King Juan Carlos of Spain and his Royal Family do not reside at the palace. They live on the outskirt of Madrid. Today the Royal Palace is only use for state ceremonies and part of it is open to general public. Changing of the guard is on every Wednesday.
Entry fee: 6 euros without guide; 10 euros with guide.
Timetable: October - March 09:30 - 17:00;
Sundays and holidays 09:30 – 14:00;
April - September 09:00 - 18:00;
Sundays and holidays 09:30 – 15:00;
Campo del Moro is beautiful park which is bordered with the Royal Palace. It is goes uphill from Rio Manzanares to the Royal Palace. It is very popular site for making pictures for couple who just have married. In the past this park was private playground for the Royal family and today is open for all residents and visitors to Madrid.
An impressive building at the Plaza de Oriente and in front of the famous Almudena Cathedral. It stands on a ridge above the Manzanares River and Campo del Moro Park. The palace is no longer occupied but used for state occasions. it was last used as a royal residence in 1931. It is always interesting to see and know a bit on how the royals have lived and how they received their visitors. Unluckily, again no pictures allowed during the tour in the palace interior. We paid 8 Euros for the entrance fee (Adult price).
The Royal Palace or Palacio Real is very impressive from the outside, so I can imagine what it's like on the inside - parts are open to the public and are known to be in perfect condition! The Royal family do not live in the Palace anymore, which is understandable, as there are over 2000 rooms! All in all this should be quite an interesting visit...

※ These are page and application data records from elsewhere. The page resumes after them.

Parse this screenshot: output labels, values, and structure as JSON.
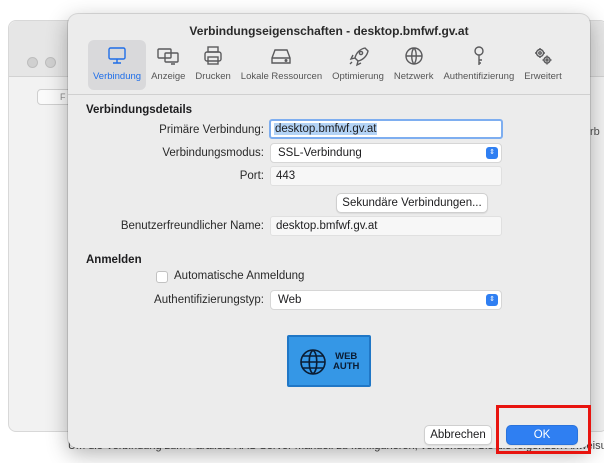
{
  "background": {
    "button_label": "F",
    "side_text": "rb",
    "bottom_text": "Um die Verbindung zum Parallels RAS Server manuell zu konfigurieren, verwenden Sie die folgenden Anweisungen"
  },
  "dialog": {
    "title": "Verbindungseigenschaften - desktop.bmfwf.gv.at",
    "toolbar": [
      {
        "label": "Verbindung",
        "icon": "monitor-icon",
        "active": true
      },
      {
        "label": "Anzeige",
        "icon": "displays-icon",
        "active": false
      },
      {
        "label": "Drucken",
        "icon": "printer-icon",
        "active": false
      },
      {
        "label": "Lokale Ressourcen",
        "icon": "drive-icon",
        "active": false
      },
      {
        "label": "Optimierung",
        "icon": "rocket-icon",
        "active": false
      },
      {
        "label": "Netzwerk",
        "icon": "globe-icon",
        "active": false
      },
      {
        "label": "Authentifizierung",
        "icon": "key-icon",
        "active": false
      },
      {
        "label": "Erweitert",
        "icon": "gears-icon",
        "active": false
      }
    ],
    "connection_section": {
      "heading": "Verbindungsdetails",
      "primary_label": "Primäre Verbindung:",
      "primary_value": "desktop.bmfwf.gv.at",
      "mode_label": "Verbindungsmodus:",
      "mode_value": "SSL-Verbindung",
      "port_label": "Port:",
      "port_value": "443",
      "secondary_button": "Sekundäre Verbindungen...",
      "friendly_label": "Benutzerfreundlicher Name:",
      "friendly_value": "desktop.bmfwf.gv.at"
    },
    "login_section": {
      "heading": "Anmelden",
      "auto_login_label": "Automatische Anmeldung",
      "auto_login_checked": false,
      "auth_type_label": "Authentifizierungstyp:",
      "auth_type_value": "Web",
      "web_auth_line1": "WEB",
      "web_auth_line2": "AUTH"
    },
    "buttons": {
      "cancel": "Abbrechen",
      "ok": "OK"
    }
  },
  "colors": {
    "accent": "#2f7ff2",
    "highlight": "#e8140f",
    "web_auth": "#3597e6"
  }
}
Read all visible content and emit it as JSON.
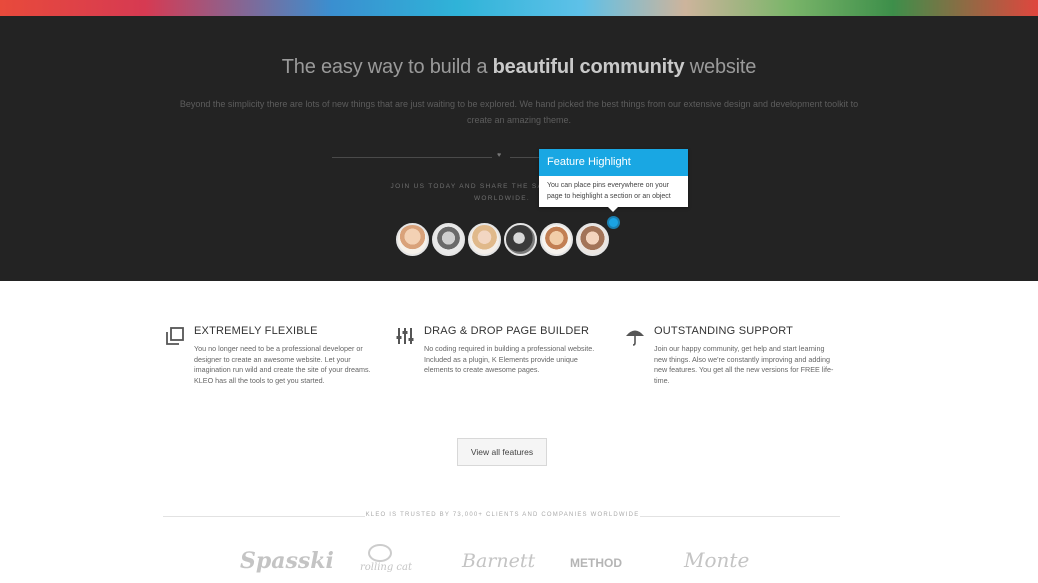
{
  "hero": {
    "headline_prefix": "The easy way to build a ",
    "headline_bold": "beautiful community",
    "headline_suffix": " website",
    "subtext": "Beyond the simplicity there are lots of new things that are just waiting to be explored. We hand picked the best things from our extensive design and development toolkit to create an amazing theme.",
    "join_text": "JOIN US TODAY AND SHARE THE SAME EXPERIENCE",
    "join_text_2": "WORLDWIDE."
  },
  "tooltip": {
    "title": "Feature Highlight",
    "body": "You can place pins everywhere on your page to heighlight a section or an object"
  },
  "features": [
    {
      "title": "EXTREMELY FLEXIBLE",
      "icon": "resize-squares-icon",
      "text": "You no longer need to be a professional developer or designer to create an awesome website. Let your imagination run wild and create the site of your dreams. KLEO has all the tools to get you started."
    },
    {
      "title": "DRAG & DROP PAGE BUILDER",
      "icon": "sliders-icon",
      "text": "No coding required in building a professional website. Included as a plugin, K Elements provide unique elements to create awesome pages."
    },
    {
      "title": "OUTSTANDING SUPPORT",
      "icon": "umbrella-icon",
      "text": "Join our happy community, get help and start learning new things. Also we're constantly improving and adding new features. You get all the new versions for FREE life-time."
    }
  ],
  "cta": {
    "label": "View all features"
  },
  "trusted": {
    "text": "KLEO IS TRUSTED BY 73,000+ CLIENTS AND COMPANIES WORLDWIDE"
  },
  "logos": [
    "Spasski",
    "rolling cat",
    "Barnett",
    "METHOD",
    "Monte"
  ],
  "colors": {
    "accent": "#19a7e3",
    "dark_bg": "#232323"
  }
}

Having seen too many Royal Palaces along European cities before i defenitely thought in 1996 that i dont have to see the Spanish one cuz i thought it de be the same like all the others. But iut wasnt as i found out this year. Its phantastic!!! And make sure you do the free tour in staedof paying etrance fee! All the other days you have to pay for the ticket execpt on wedenessday, then you get in free allthough without tour by guide. Its open on wednessday from 11 am till 6 pm. see also: www.patrimonionacional.es. The Royal palace is build as a manifest to impress: its hughe, its sparking, its expressing wealthy. It has some 2800 rooms and from the court it gives wonderfull views over Madrid outskirts. (wonderfull? mmmhhh why did Carlos III then went to move to the Zarzuela Palce outside Madrid centre?) Nowadays the palaceis still used for official State affairs. Like the signining of the European Union contract.